Mr Hall said the company was now seeking taxpayer funding for the project through the Foundation for Research Science and Technology.
"We believe that it has the potential to provide significant benefit to not only Genesis but also to New Zealand as a whole," he said.
The New Zealand technology - to "switch-off" genes - was seen as an improvement on the technique for which Americans Andrew Fire and Craig Mello won the 2006 Nobel prize for medicine.
Through experiments with worms, the two showed that a double strand of ribonucleic acid, or RNA, the genetic messenger of the cell, can "silence" targeted genes in a process known as RNA interference (RNAi).

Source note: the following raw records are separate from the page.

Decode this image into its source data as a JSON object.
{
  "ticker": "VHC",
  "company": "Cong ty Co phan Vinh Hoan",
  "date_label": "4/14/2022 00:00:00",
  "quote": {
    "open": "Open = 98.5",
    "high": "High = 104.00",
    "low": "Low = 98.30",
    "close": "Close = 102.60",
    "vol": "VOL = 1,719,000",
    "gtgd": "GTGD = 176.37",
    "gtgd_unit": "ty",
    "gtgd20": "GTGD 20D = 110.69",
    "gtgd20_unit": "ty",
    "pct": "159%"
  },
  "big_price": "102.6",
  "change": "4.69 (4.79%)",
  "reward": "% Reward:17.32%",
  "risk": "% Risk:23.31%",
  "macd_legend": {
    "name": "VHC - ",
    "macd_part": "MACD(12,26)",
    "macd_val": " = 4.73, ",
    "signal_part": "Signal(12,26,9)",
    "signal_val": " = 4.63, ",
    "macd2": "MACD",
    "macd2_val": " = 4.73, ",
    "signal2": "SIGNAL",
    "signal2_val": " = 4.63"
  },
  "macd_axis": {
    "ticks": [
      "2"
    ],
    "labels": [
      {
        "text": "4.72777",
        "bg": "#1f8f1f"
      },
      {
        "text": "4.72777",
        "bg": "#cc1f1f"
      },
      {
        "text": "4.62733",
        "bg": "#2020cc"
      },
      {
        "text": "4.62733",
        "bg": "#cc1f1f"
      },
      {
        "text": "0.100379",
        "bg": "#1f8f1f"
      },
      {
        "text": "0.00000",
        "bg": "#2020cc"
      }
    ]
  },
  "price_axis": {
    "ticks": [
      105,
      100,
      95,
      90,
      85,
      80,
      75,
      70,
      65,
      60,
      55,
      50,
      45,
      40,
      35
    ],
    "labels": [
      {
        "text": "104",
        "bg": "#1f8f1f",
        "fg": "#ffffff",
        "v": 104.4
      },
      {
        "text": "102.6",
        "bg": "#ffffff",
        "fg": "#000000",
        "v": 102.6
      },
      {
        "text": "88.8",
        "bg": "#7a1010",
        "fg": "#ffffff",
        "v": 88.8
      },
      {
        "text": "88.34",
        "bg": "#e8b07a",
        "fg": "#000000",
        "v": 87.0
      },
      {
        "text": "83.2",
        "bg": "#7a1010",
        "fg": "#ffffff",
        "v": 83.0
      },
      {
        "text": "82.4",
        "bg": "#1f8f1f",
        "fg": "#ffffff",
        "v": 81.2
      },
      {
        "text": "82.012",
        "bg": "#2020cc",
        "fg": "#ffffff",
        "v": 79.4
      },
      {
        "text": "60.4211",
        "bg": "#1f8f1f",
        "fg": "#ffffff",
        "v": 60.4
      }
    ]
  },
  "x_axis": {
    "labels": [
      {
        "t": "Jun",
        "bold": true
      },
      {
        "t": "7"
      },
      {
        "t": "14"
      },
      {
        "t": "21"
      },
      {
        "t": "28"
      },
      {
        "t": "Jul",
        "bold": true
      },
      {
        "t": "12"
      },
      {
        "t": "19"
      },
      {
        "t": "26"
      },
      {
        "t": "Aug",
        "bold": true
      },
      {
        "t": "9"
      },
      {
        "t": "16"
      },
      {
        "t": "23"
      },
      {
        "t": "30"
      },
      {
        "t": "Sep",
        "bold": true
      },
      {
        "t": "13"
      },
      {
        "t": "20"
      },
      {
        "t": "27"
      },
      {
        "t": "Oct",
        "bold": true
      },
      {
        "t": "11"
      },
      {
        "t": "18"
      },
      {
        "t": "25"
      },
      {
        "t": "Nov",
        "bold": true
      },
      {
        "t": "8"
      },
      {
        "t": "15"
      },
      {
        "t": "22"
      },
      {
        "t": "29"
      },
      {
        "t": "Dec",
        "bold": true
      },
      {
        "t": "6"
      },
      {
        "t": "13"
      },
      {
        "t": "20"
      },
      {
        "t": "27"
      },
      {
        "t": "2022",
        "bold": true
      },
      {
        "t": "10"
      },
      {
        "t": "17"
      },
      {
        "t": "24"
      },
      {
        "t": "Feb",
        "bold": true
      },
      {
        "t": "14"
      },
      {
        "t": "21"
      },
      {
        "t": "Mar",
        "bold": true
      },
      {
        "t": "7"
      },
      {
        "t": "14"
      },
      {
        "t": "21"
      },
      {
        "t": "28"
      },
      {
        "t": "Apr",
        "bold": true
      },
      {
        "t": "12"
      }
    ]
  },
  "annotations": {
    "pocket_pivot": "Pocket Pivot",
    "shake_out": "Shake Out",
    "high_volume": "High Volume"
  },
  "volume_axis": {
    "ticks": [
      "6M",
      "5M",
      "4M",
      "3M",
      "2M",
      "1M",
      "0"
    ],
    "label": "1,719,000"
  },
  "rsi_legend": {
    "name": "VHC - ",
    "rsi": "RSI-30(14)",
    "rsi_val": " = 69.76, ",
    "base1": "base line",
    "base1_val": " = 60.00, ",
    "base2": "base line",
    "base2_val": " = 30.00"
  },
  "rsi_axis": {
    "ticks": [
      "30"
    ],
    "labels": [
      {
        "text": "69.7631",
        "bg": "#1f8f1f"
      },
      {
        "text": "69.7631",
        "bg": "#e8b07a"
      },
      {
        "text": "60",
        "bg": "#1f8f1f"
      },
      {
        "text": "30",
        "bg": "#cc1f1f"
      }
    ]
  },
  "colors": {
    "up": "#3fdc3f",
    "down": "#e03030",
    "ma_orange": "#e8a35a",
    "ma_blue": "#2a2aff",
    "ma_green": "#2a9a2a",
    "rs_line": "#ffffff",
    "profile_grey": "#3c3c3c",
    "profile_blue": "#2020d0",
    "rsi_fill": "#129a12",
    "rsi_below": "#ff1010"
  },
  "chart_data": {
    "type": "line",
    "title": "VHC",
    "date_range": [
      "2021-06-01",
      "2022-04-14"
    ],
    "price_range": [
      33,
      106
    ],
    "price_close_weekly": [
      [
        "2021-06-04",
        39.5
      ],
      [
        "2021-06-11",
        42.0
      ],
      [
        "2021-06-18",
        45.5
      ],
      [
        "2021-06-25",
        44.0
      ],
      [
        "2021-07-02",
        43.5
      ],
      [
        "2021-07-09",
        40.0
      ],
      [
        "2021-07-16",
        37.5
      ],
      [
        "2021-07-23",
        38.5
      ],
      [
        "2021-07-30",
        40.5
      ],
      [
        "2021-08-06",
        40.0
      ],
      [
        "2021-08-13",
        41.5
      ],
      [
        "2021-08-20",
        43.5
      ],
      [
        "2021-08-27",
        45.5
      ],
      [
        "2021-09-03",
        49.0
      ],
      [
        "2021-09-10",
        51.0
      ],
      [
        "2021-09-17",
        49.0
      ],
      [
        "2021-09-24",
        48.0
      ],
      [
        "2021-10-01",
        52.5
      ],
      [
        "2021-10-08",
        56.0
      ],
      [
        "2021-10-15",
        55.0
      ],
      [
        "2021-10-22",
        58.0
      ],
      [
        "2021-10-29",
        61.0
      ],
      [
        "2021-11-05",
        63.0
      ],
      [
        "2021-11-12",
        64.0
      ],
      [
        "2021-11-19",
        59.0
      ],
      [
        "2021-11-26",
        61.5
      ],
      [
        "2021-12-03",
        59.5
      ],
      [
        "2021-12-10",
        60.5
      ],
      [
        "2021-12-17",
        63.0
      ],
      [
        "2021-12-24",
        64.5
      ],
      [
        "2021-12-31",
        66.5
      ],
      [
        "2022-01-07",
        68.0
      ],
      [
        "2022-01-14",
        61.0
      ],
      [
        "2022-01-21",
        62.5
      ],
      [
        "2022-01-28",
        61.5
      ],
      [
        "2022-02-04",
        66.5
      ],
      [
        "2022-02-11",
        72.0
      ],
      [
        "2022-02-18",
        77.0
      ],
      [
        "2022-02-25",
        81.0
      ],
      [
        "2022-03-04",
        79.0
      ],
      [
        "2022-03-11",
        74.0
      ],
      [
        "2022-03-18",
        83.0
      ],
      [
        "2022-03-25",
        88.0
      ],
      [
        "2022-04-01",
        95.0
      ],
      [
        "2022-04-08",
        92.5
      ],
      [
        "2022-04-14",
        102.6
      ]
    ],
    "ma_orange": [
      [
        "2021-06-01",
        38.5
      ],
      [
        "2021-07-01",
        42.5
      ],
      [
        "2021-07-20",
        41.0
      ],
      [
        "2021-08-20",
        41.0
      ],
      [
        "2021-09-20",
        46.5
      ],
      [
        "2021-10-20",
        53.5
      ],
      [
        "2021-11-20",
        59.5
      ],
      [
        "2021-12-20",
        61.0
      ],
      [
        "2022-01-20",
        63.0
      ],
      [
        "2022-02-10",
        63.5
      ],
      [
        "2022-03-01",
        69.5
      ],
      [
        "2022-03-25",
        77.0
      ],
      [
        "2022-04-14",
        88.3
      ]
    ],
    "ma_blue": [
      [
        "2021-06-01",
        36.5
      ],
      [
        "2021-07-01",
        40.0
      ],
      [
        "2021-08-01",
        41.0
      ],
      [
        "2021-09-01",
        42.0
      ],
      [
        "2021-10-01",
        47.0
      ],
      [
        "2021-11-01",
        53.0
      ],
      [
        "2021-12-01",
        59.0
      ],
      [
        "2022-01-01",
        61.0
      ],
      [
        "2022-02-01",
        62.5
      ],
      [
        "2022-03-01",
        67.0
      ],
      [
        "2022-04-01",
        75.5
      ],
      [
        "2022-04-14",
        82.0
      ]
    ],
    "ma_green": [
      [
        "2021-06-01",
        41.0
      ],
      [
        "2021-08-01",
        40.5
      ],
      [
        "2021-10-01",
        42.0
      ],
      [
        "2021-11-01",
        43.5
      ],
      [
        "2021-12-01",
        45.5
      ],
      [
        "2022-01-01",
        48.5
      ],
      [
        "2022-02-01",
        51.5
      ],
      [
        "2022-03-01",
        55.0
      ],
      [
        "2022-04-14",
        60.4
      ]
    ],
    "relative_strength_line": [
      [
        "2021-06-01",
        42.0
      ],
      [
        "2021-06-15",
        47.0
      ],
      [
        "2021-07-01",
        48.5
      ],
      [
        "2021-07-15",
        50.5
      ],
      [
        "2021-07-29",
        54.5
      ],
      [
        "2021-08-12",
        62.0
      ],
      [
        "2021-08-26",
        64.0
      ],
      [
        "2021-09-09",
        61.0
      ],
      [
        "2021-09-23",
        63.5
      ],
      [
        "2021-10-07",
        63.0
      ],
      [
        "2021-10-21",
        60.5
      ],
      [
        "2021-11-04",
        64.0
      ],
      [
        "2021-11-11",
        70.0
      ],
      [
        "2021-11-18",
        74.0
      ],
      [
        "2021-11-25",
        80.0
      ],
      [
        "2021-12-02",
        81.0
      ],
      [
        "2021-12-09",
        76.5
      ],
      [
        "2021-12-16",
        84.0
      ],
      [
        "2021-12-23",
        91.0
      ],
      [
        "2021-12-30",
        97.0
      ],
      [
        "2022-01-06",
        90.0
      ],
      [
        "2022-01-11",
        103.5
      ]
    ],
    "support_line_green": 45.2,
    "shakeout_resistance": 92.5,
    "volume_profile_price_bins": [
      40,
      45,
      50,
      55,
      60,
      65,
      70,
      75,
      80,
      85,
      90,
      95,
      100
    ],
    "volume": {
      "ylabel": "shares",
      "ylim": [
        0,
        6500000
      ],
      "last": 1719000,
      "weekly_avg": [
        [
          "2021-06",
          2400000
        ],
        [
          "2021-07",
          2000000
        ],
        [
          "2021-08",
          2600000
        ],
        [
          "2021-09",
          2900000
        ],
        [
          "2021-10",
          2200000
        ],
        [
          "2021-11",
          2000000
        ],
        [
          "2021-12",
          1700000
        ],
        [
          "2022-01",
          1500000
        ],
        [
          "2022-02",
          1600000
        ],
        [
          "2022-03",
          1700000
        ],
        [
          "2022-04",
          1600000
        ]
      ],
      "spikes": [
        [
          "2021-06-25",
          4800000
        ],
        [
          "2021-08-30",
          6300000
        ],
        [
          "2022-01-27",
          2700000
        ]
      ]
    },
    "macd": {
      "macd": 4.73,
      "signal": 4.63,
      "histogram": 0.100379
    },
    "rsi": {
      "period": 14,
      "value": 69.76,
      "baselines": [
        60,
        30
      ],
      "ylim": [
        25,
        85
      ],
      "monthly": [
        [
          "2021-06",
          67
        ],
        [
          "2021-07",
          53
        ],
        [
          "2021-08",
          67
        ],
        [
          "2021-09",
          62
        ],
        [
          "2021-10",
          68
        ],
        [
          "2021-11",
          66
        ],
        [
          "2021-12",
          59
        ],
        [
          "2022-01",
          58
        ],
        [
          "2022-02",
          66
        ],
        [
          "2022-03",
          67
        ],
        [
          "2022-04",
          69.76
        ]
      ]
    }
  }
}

RNAi has grown quickly into a hot area of research for pharmaceutical and biotechnology companies, who see it as a promising new way of stopping gene expression in diseases such as cancer, slowing tumour growth.
Mr Hall said his technology "has the potential to compete with, and even achieve better results than the antisense and RNAi technologies being developed by major global pharmaceutical and biotechnology companies".
The initial application of the New Zealand gene silencing technology would be to develop a tool for pharmaceutical research, by creating reagents - chemicals that promote a reaction or enable the detection of a substance.
Later it could use this expertise to develop treatments for humans.
Mr Hall said human antibodies produced for his Zyrogen programme by MorphoSys in Germany are being tested in a disease "model" in Europe, with results expected shortly.
"There is a strong possibility that royalty and licensing revenue from previously out-licensed projects will increase significantly within the next 12 months," he said.
Mr Hall said consolidating the Genesis laboratory and offices on one floor of its current building would save money.